Meanwhile Saudi Arabian Foreign Minister, Prince Saud al-Faisal, threw his public support for the Palestinian state by urging the United Nations on Monday to accept the Palestinians’ ( request for full membership in the world body and to recognize it as an independent state. His statement said that, “As a result of the continued Israeli intransigence and disruption of the peace process, the Kingdom of Saudi Arabia calls upon all member states of the United Nations to recognize the state of Palestine (with the border as it was on June 4, 1967) with East Jerusalem as its capital, and to grant it full membership of the United Nations”. The comments of Prince Faisal’s will add to the pressure on Washington, which has vowed to veto the Palestinian U.N. membership application that Palestinian President Mahmoud Abbas delivered to U.N. Secretary-General Ban Ki-moon on Friday. The U.N. Security Council will meet today, on Wednesday, to hand the issue to a committee that will review and assess the Palestinian application. Abbas has said he wants the council to make a decision within weeks, but Western diplomats say that the process could take much longer.

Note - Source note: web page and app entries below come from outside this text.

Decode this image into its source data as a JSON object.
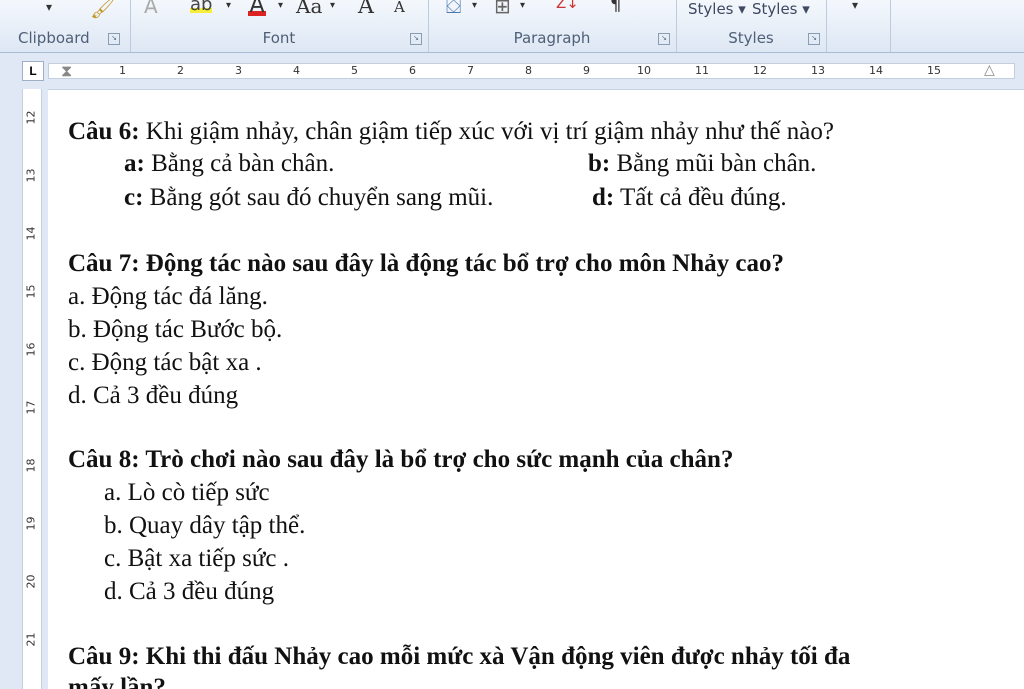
{
  "ribbon": {
    "groups": {
      "clipboard": "Clipboard",
      "font": "Font",
      "paragraph": "Paragraph",
      "styles": "Styles"
    },
    "font_tools": {
      "change_case": "Aa",
      "grow_font": "A",
      "shrink_font": "A"
    },
    "styles_buttons": [
      "Styles",
      "Styles"
    ],
    "icons": [
      "paste-brush-icon",
      "highlight-icon",
      "font-color-icon",
      "shading-icon",
      "borders-icon",
      "sort-icon",
      "pilcrow-icon",
      "dropdown-icon"
    ]
  },
  "ruler": {
    "tab_selector": "L",
    "h_numbers": [
      "1",
      "2",
      "3",
      "4",
      "5",
      "6",
      "7",
      "8",
      "9",
      "10",
      "11",
      "12",
      "13",
      "14",
      "15"
    ],
    "v_numbers": [
      "12",
      "13",
      "14",
      "15",
      "16",
      "17",
      "18",
      "19",
      "20",
      "21"
    ]
  },
  "document": {
    "q6": {
      "prefix": "Câu 6:",
      "text": " Khi giậm nhảy, chân giậm tiếp xúc với vị trí giậm nhảy như thế nào?",
      "a_key": "a:",
      "a_text": " Bằng cả bàn chân.",
      "b_key": "b:",
      "b_text": " Bằng mũi bàn chân.",
      "c_key": "c:",
      "c_text": " Bằng gót sau đó chuyển sang mũi.",
      "d_key": "d:",
      "d_text": " Tất cả đều đúng."
    },
    "q7": {
      "question": "Câu 7: Động tác nào sau đây là động tác bổ trợ cho môn Nhảy cao?",
      "options": [
        "a.  Động tác đá lăng.",
        "b.  Động tác Bước bộ.",
        "c.  Động tác bật xa .",
        "d.  Cả 3 đều đúng"
      ]
    },
    "q8": {
      "question": "Câu 8: Trò chơi nào sau đây là bổ trợ cho sức mạnh của chân?",
      "options": [
        "a.  Lò cò tiếp sức",
        "b.  Quay dây tập thể.",
        "c.  Bật xa tiếp sức .",
        "d.  Cả 3 đều đúng"
      ]
    },
    "q9": {
      "question": "Câu 9: Khi thi đấu Nhảy cao mỗi mức xà Vận động viên được nhảy tối đa",
      "continuation": "mấy lần?"
    }
  }
}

As was mentioned in paragraph three above, that during the Friday speech in the UN assembly, the Palestinian Authority President, Mahmoud Abbas said ‘Enough, enough, enough,’ and stated, that, “63 years of ongoing tragedy must end.” Abbas also called the UN vote on the Palestinian Authority request for statehood a ‘moment of truth,’ during which the world must decide if it will continue to allow “the last military occupation in the world to continue.” PALESTINE. THE LAST MILITARY OCCUPATION IN THE WORLD??? Surely Palestinian Authority President, Mahmoud Abbas got carried away at the United Nations and forgot the sixty four years of the ongoing tragedy in India where the Sikh, Kashmiri and Naga nations have seen thousands murdered faced intimidations, prejudice, pogroms and state sponsored terrorism for over sixty four years ever since the British Colonials quit the South Asian subcontinent, in August 1947, after handing over instruments of state power to an evil nexus of the Brahmin and the Bania personified by India’s founding fathers like Pundit Jawahar Lal Nehru, Mohandas Karamchand Gandhi and Vallabhbhai Jhaverbhai Patel.